Students in grades 2 - 11 are tested in reading, language (written expression) and mathematics. Students in grades 2 - 8 are also tested in spelling, and students in grades 9 - 11 are tested in science and social science. The purpose of the Stanford 9 is to determine how well each California student is achieving academically compared to a national sample of students tested in the same grade at the same time of the school year.

Spanish Assessment of Basic Education, 2nd Edition (SABE/2)

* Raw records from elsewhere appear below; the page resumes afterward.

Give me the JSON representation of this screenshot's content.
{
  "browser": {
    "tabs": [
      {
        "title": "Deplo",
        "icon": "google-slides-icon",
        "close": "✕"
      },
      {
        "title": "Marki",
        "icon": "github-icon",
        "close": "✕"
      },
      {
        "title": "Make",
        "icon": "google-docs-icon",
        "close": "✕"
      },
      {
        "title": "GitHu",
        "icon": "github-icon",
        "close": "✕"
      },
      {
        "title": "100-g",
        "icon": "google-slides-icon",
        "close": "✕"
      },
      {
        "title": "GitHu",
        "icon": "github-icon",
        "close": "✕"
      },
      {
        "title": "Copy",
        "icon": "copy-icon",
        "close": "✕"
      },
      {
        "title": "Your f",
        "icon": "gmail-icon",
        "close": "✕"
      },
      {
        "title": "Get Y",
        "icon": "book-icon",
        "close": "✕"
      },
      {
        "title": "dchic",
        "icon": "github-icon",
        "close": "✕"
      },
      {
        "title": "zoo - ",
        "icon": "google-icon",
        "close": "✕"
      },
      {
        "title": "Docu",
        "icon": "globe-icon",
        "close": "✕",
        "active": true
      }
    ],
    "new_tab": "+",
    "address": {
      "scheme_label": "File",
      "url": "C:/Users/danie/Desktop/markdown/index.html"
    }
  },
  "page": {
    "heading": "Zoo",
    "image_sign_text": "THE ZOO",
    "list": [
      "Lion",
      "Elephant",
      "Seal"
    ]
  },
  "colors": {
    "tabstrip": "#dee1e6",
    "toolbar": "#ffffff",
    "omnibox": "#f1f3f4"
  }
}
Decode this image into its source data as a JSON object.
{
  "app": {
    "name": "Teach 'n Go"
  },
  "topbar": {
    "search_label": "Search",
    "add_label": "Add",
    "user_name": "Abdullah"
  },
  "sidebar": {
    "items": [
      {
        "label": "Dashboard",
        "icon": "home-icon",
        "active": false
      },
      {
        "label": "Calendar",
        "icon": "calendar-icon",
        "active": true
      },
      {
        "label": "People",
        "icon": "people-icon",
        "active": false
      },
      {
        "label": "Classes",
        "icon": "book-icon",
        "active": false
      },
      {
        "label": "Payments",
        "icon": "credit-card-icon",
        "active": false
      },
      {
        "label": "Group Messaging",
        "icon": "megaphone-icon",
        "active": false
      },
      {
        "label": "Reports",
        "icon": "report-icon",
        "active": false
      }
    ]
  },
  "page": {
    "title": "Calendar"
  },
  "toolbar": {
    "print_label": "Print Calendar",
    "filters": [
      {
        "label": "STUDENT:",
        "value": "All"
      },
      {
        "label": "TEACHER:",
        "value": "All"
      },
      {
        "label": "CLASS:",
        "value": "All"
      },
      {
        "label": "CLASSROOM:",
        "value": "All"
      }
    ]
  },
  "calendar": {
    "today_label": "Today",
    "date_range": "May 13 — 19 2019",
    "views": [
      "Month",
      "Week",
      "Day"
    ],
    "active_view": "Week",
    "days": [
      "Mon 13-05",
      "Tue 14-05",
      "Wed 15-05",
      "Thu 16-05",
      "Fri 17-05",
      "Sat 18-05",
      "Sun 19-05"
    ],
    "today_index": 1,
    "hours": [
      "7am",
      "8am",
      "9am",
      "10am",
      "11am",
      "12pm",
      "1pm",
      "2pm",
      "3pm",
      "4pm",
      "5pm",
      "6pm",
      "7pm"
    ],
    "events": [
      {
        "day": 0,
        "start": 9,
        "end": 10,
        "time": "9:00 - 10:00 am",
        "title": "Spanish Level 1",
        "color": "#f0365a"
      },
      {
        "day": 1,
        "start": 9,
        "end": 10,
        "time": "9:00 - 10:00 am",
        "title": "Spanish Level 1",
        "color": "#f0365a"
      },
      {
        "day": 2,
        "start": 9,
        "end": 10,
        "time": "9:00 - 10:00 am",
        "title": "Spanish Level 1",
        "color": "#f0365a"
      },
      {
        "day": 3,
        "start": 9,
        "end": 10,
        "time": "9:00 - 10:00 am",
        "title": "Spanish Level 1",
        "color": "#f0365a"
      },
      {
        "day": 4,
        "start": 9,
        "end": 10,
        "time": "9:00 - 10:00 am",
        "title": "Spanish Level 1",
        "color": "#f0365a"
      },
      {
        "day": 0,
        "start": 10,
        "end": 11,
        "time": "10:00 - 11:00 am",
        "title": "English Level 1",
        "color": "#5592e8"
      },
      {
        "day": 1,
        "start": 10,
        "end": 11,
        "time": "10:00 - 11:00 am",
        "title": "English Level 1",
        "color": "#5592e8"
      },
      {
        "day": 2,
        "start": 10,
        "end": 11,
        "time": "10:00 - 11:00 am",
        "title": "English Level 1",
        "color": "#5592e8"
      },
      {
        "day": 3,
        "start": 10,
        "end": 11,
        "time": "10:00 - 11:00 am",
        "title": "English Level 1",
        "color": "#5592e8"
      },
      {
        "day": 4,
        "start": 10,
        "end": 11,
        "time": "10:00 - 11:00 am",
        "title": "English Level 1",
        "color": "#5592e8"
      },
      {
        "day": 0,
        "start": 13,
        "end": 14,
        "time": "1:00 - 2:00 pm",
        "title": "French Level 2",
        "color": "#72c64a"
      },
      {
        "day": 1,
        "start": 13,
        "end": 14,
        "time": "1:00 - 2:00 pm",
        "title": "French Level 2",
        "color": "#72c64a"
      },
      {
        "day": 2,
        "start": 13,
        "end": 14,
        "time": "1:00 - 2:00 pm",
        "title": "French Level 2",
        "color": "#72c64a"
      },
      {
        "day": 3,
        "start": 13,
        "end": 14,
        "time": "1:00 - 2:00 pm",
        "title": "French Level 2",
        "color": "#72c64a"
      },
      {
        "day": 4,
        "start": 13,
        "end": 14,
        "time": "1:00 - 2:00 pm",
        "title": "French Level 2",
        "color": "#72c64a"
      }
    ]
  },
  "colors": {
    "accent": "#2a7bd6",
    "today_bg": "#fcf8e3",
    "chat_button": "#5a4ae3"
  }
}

The SABE/2, published by CTB/McGraw-Hill is a nationally norm-referenced achievement test in Spanish. The test battery includes tests of Spanish reading, language, and spelling, as well as mathematics tests in Spanish. Spanish-speaking English learners (limited-English proficient students) who had been enrolled in California public schools less than 12 months when testing began were required to take the SABE/2 in addition to taking the California Standards and Stanford 9 Tests. Districts had the option of administering the test to Spanish-speaking English learners who had been in California public schools 12 months or more.